Of these only Selma is rooted in auteurism, with Ava DuVernay’s early career dedicated to it. As a writer/director formerly, DuVernay brought much of that to Selma, writing authentic facsimiles of Martin Luther King’s speeches and rewriting much of the blacklisted screenplay.
Here we can clearly illustrate the disappointment so many of us felt when Selma found its way into the race. While the same could be said for films like The Blind Side and Extremely Loud and Incredibly Close, when a film with this much acclaim earns only two nominations, and THOSE nominations, it’s virtually unheard of:
But the Academy’s willingness to both celebrate the auteur, which was alive on every scale this year, all the way up to blockbuster level with Christopher Nolan’s Interstellar, and to make an effort to acknowledge Selma, even though clearly it wasn’t as popular with the voters in any other category.
This year calls for an extraordinary winner in the Best Picture category. If Richard Linklater wins Best Director he’ll have broken a four year streak of directors from other countries winning the prize. With so many British imports in the acting, writing and directing category, it brings up the argument about what is happening to storytelling in this country? What is happening to our actresses? What is happening to our directors?
I don’t know many things. I don’t know what drives a consensus to align behind one movie. I don’t know why anyone would choose Boyhood over any other film but I do know that once in a lifetime movies like that don’t come around very often. When they do, and when they’re rewarded with gold statues it makes the whole ugly game seem worth it; what are awards meant for but the extraordinary?
People have told me for years not to care about the Oscars.

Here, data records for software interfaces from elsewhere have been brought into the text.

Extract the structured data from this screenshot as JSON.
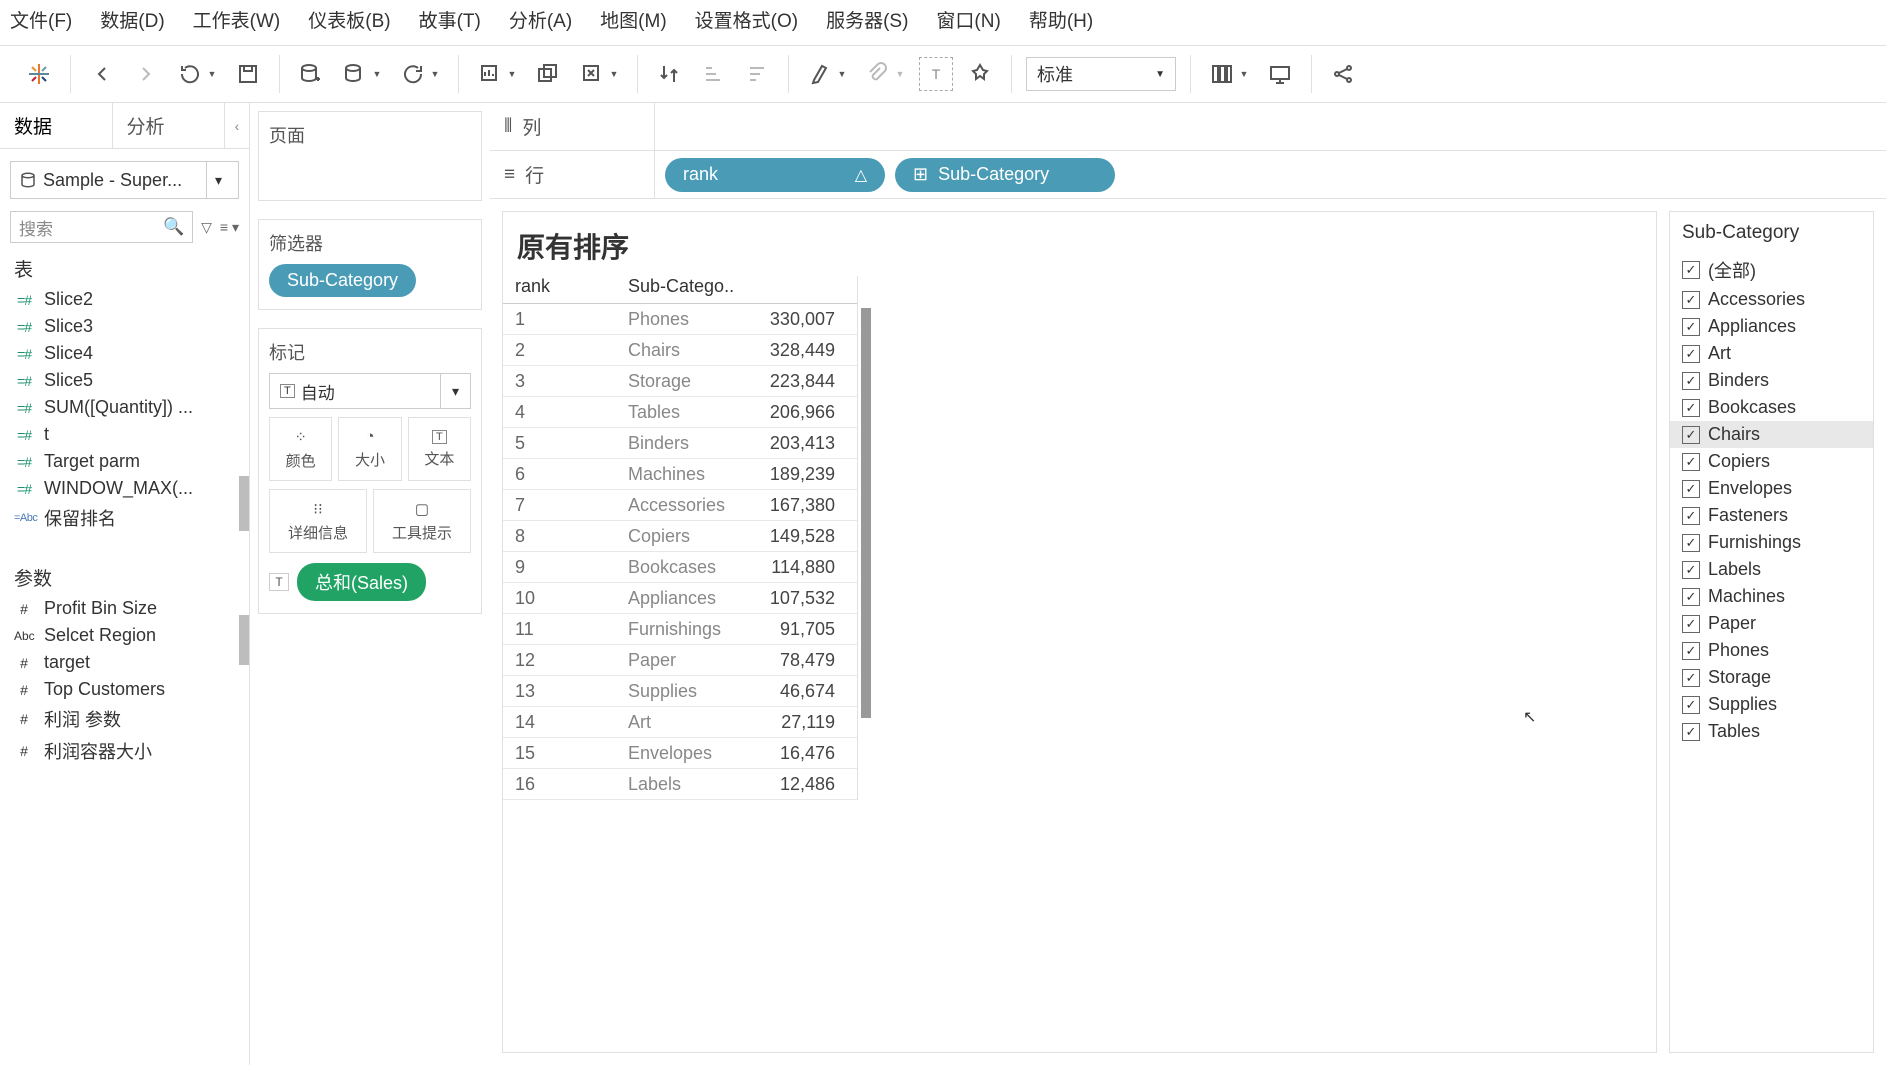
{
  "menu": [
    "文件(F)",
    "数据(D)",
    "工作表(W)",
    "仪表板(B)",
    "故事(T)",
    "分析(A)",
    "地图(M)",
    "设置格式(O)",
    "服务器(S)",
    "窗口(N)",
    "帮助(H)"
  ],
  "toolbar": {
    "fit_label": "标准"
  },
  "sidepane": {
    "tab_data": "数据",
    "tab_analysis": "分析",
    "datasource": "Sample - Super...",
    "search_placeholder": "搜索",
    "section_tables": "表",
    "section_params": "参数",
    "fields": [
      {
        "icon": "hash",
        "label": "Slice2"
      },
      {
        "icon": "hash",
        "label": "Slice3"
      },
      {
        "icon": "hash",
        "label": "Slice4"
      },
      {
        "icon": "hash",
        "label": "Slice5"
      },
      {
        "icon": "hash",
        "label": "SUM([Quantity]) ..."
      },
      {
        "icon": "hash",
        "label": "t"
      },
      {
        "icon": "hash",
        "label": "Target parm"
      },
      {
        "icon": "hash",
        "label": "WINDOW_MAX(..."
      },
      {
        "icon": "abc",
        "label": "保留排名"
      }
    ],
    "params": [
      {
        "icon": "plain",
        "label": "Profit Bin Size"
      },
      {
        "icon": "pabc",
        "label": "Selcet Region"
      },
      {
        "icon": "plain",
        "label": "target"
      },
      {
        "icon": "plain",
        "label": "Top Customers"
      },
      {
        "icon": "plain",
        "label": "利润 参数"
      },
      {
        "icon": "plain",
        "label": "利润容器大小"
      }
    ]
  },
  "cards": {
    "pages": "页面",
    "filters": "筛选器",
    "filter_pill": "Sub-Category",
    "marks": "标记",
    "marks_auto": "自动",
    "mark_cells": [
      "颜色",
      "大小",
      "文本",
      "详细信息",
      "工具提示"
    ],
    "text_pill": "总和(Sales)"
  },
  "shelves": {
    "columns": "列",
    "rows": "行",
    "row_pills": [
      {
        "label": "rank",
        "tail": "△"
      },
      {
        "label": "Sub-Category",
        "lead": "⊞"
      }
    ]
  },
  "viz": {
    "title": "原有排序",
    "head": {
      "c1": "rank",
      "c2": "Sub-Catego.."
    },
    "rows": [
      {
        "r": "1",
        "s": "Phones",
        "v": "330,007"
      },
      {
        "r": "2",
        "s": "Chairs",
        "v": "328,449"
      },
      {
        "r": "3",
        "s": "Storage",
        "v": "223,844"
      },
      {
        "r": "4",
        "s": "Tables",
        "v": "206,966"
      },
      {
        "r": "5",
        "s": "Binders",
        "v": "203,413"
      },
      {
        "r": "6",
        "s": "Machines",
        "v": "189,239"
      },
      {
        "r": "7",
        "s": "Accessories",
        "v": "167,380"
      },
      {
        "r": "8",
        "s": "Copiers",
        "v": "149,528"
      },
      {
        "r": "9",
        "s": "Bookcases",
        "v": "114,880"
      },
      {
        "r": "10",
        "s": "Appliances",
        "v": "107,532"
      },
      {
        "r": "11",
        "s": "Furnishings",
        "v": "91,705"
      },
      {
        "r": "12",
        "s": "Paper",
        "v": "78,479"
      },
      {
        "r": "13",
        "s": "Supplies",
        "v": "46,674"
      },
      {
        "r": "14",
        "s": "Art",
        "v": "27,119"
      },
      {
        "r": "15",
        "s": "Envelopes",
        "v": "16,476"
      },
      {
        "r": "16",
        "s": "Labels",
        "v": "12,486"
      }
    ]
  },
  "filtercard": {
    "title": "Sub-Category",
    "items": [
      "(全部)",
      "Accessories",
      "Appliances",
      "Art",
      "Binders",
      "Bookcases",
      "Chairs",
      "Copiers",
      "Envelopes",
      "Fasteners",
      "Furnishings",
      "Labels",
      "Machines",
      "Paper",
      "Phones",
      "Storage",
      "Supplies",
      "Tables"
    ],
    "hover_index": 6
  },
  "chart_data": {
    "type": "table",
    "title": "原有排序",
    "columns": [
      "rank",
      "Sub-Category",
      "Sales"
    ],
    "rows": [
      [
        1,
        "Phones",
        330007
      ],
      [
        2,
        "Chairs",
        328449
      ],
      [
        3,
        "Storage",
        223844
      ],
      [
        4,
        "Tables",
        206966
      ],
      [
        5,
        "Binders",
        203413
      ],
      [
        6,
        "Machines",
        189239
      ],
      [
        7,
        "Accessories",
        167380
      ],
      [
        8,
        "Copiers",
        149528
      ],
      [
        9,
        "Bookcases",
        114880
      ],
      [
        10,
        "Appliances",
        107532
      ],
      [
        11,
        "Furnishings",
        91705
      ],
      [
        12,
        "Paper",
        78479
      ],
      [
        13,
        "Supplies",
        46674
      ],
      [
        14,
        "Art",
        27119
      ],
      [
        15,
        "Envelopes",
        16476
      ],
      [
        16,
        "Labels",
        12486
      ]
    ]
  }
}
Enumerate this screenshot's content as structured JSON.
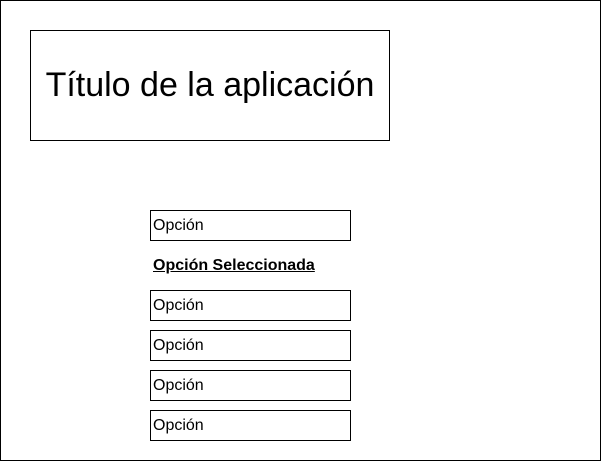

They aren’t worth it. They’re not worth caring about because they really are, at heart, a popularity contest. Maybe that’s true. What they are more than anything, though, is a night of dreaming for the dreammakers. It’s a night when their dreams come true, when their hard work is at last recognized by their peers, when they can matter instead of the rest of us out there in the dark.
Eddie Redmayne, Theory of Everything
Julianne Moore, Still Alice
JK Simmons, Whiplash
Patricia Arquette, Boyhood
Imitation Game (maybe Whiplash)
Cinematography, Costume Design, Production Design, Makeup
Grand Budapest Hotel
The Theory of Everything
How to Train Your Dragon 2
Wild Tales (maybe Ida)
Virunga (maybe CitizenFour)
Live Action Short
Parvenah (maybe The Phone Call)